So that’s where we are. I started chemotherapy treatment Monday (two days ago). One silver lining of being on the standard treatment is that it is apparently relatively well tolerated. The infusion of the chemo only took about an hour, into a cannula in my arm. And other than a slightly foggy feeling and a few hot flushes on the train home, since then I have felt fine. No nausea, tiredness, sickness (they give you anti-sickness meds). There might be other side effects to come later in the cycle (each infusion and the following weeks leading up to the next infusion is known as a ‘cycle’), but so far so good.

Then in three weeks I am back in for my second infusion of chemo . Three weeks on from then I have another scan. If the chemo is working then I carry on for another four cycles – if not then I come off it and we try something else.

To be honest after all the trips I have had to London in the last month or so for scans and results it’s just nice to know that I don’t have to go back for three weeks.

So there we are – cancer has motivated me to become a ‘blogger’. Why?

Well in all the turmoil and upheaval of the last month it’s been difficult just keeping on top of everyday life – Saskia, the house, etc (fortunately I am currently signed off work). In the course of all that I have been relaying the news to various people – but I knew there were many good friends who I had not come across in day-to-day life who had no idea what was going on. Hence, the ‘blog. I figured this would be a great way to disseminate news and keep people up to date, without me having to say / type the same thing again and again – and for people to follow my progress, leave messages of support, etc (or abuse if you feel that way inclined).

Don’t worry, I’ll try not to make it all about cancer. I’ll put in nice stuff as well – news and photos of Saskia, other photos, and just general news of what we have been up to. The cancer is the motivator for starting this blog, but will not be the sole focus. It’s important to focus on the positive as well.

Speaking of positive – despite all the recent bad news and stress of the last month I am remaining fully positive that I will beat this. As far as I can see that’s the only way to fight this battle. Not long after the first set of bad news, I came down with a chest infection. Then a few days after the bad news about not being able to go on the first trial, I had several attacks (spread over four days) days of an excruciating stomach pain, lasting hours at a time – so bad that the first time I ended up going to A&E in an ambulance at 4am in the morning. The doctor in A&E, my GP and my gastro nurse put these stomach pains down to excess stress due to the cancer diagnosis.

While horrible at the time, these experiences were a clear demonstration and reminder of the effect that the mind and mental state can have on physical well being. If I get down and depressed my body will give me even more crap to deal with. So I figure I can turn this to my advantage – by keeping a positive attitude I minimise both mental and physical stress, hopefully minimise chemo side effects, and put myself in the best possible state of mind to beat this.

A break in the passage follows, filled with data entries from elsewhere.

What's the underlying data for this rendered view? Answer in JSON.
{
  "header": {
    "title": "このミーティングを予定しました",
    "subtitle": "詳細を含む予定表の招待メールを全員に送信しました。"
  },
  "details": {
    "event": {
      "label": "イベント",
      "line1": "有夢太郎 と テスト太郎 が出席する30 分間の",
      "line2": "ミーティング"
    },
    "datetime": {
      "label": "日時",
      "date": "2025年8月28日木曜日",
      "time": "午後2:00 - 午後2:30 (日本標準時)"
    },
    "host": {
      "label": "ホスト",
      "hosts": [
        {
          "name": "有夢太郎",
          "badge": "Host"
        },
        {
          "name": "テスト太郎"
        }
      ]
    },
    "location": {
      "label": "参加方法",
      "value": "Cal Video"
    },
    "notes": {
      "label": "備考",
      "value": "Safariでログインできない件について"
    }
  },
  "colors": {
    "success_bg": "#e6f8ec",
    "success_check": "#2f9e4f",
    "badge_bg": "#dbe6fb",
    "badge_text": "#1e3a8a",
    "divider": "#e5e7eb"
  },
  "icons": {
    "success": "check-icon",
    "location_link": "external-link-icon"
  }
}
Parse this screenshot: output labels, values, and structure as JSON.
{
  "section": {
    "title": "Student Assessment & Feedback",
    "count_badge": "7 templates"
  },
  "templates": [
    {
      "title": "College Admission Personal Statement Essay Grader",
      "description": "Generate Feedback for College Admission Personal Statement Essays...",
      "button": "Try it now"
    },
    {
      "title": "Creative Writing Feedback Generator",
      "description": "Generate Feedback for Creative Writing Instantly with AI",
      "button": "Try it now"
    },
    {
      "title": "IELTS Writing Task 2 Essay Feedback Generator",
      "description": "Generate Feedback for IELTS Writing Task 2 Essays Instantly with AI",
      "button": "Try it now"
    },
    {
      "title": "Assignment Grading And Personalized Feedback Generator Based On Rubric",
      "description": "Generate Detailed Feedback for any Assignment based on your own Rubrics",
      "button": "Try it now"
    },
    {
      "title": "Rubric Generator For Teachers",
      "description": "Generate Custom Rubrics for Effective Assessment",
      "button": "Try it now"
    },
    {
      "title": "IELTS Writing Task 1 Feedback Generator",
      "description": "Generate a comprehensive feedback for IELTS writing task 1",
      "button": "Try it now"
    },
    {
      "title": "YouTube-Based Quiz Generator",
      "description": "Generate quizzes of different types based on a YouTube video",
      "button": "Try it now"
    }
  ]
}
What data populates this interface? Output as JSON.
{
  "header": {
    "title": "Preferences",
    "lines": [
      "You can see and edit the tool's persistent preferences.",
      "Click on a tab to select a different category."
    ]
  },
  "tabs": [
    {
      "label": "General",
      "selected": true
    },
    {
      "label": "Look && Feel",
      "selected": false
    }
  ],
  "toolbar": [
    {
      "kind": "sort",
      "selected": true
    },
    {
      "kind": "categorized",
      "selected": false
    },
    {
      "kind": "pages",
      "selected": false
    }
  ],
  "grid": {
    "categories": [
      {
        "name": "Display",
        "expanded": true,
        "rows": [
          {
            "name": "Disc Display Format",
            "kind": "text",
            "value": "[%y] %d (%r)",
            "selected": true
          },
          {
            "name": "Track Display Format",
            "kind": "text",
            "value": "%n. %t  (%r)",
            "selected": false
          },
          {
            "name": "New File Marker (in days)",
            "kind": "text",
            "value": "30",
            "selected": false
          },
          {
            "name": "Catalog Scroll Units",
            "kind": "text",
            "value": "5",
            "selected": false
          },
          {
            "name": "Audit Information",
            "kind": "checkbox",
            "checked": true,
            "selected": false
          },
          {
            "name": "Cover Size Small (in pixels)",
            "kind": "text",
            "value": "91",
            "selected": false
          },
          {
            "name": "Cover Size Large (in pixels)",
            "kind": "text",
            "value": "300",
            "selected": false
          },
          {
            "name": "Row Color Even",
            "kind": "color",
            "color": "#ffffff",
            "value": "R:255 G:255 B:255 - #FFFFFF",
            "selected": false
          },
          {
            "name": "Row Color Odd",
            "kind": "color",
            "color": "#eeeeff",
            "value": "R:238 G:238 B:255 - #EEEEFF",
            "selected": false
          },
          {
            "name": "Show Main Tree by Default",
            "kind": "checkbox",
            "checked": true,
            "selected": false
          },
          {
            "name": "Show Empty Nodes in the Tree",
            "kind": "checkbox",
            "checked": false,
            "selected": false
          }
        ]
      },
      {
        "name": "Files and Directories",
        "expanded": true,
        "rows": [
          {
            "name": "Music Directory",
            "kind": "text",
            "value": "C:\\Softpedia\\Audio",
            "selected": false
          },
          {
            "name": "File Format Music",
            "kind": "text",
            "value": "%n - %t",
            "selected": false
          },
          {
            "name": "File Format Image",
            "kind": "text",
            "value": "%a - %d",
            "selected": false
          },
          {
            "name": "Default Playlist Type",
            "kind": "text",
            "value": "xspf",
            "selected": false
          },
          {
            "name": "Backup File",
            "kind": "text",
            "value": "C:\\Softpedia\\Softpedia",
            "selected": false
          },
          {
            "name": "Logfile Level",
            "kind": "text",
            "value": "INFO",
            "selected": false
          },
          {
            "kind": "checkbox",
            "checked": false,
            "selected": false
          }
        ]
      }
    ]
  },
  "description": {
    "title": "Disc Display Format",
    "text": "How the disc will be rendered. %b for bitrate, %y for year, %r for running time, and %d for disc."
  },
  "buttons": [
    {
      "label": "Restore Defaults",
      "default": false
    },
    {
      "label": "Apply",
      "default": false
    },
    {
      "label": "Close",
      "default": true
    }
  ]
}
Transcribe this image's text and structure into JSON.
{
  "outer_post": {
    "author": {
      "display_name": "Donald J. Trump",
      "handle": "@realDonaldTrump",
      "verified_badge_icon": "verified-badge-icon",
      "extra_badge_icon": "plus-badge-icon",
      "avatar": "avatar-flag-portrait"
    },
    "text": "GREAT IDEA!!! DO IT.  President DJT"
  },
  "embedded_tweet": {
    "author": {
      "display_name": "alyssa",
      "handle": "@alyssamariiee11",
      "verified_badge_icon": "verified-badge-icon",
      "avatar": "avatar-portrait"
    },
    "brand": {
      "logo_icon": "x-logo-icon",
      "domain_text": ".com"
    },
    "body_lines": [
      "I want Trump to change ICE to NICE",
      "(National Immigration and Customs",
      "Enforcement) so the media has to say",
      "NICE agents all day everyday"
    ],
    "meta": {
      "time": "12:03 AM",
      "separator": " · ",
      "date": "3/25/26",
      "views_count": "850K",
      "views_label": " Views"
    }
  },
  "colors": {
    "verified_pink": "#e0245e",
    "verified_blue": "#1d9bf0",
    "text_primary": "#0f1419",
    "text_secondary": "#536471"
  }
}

There is every reason to stay positive – there seems to be nothing to be gained by sinking into negative thoughts.

Right, I think I will end this post here. I have (believe it or not!) more to write. I haven’t yet touched on the amazing support and generosity we have received from family and friends in the last month.

But it’s late, and I’ve written a lot today, so I will continue tomorrow.

Bye for now.

P.S. This blog is also heavily inspired by a similar blog kept by a guy called Ezra in New York, who has been fighting colon cancer (hopefully, it looks successfully). It would be wrong of me not to credit him for his inspiration, so for anyone who wants to take a look, I have copied the link below. It’s a great read, and he is a wonderfully honest and funny writer (as well as good photographer, bike builder, and cook). So I would fully recommend it. You might also pick up some decent recipes! Thanks to Dan Morse for directing me to his blog.

Link > http://www.fastboycycles.com/teachingcancertocry/

2 Comments

Filed under Battle with Melanoma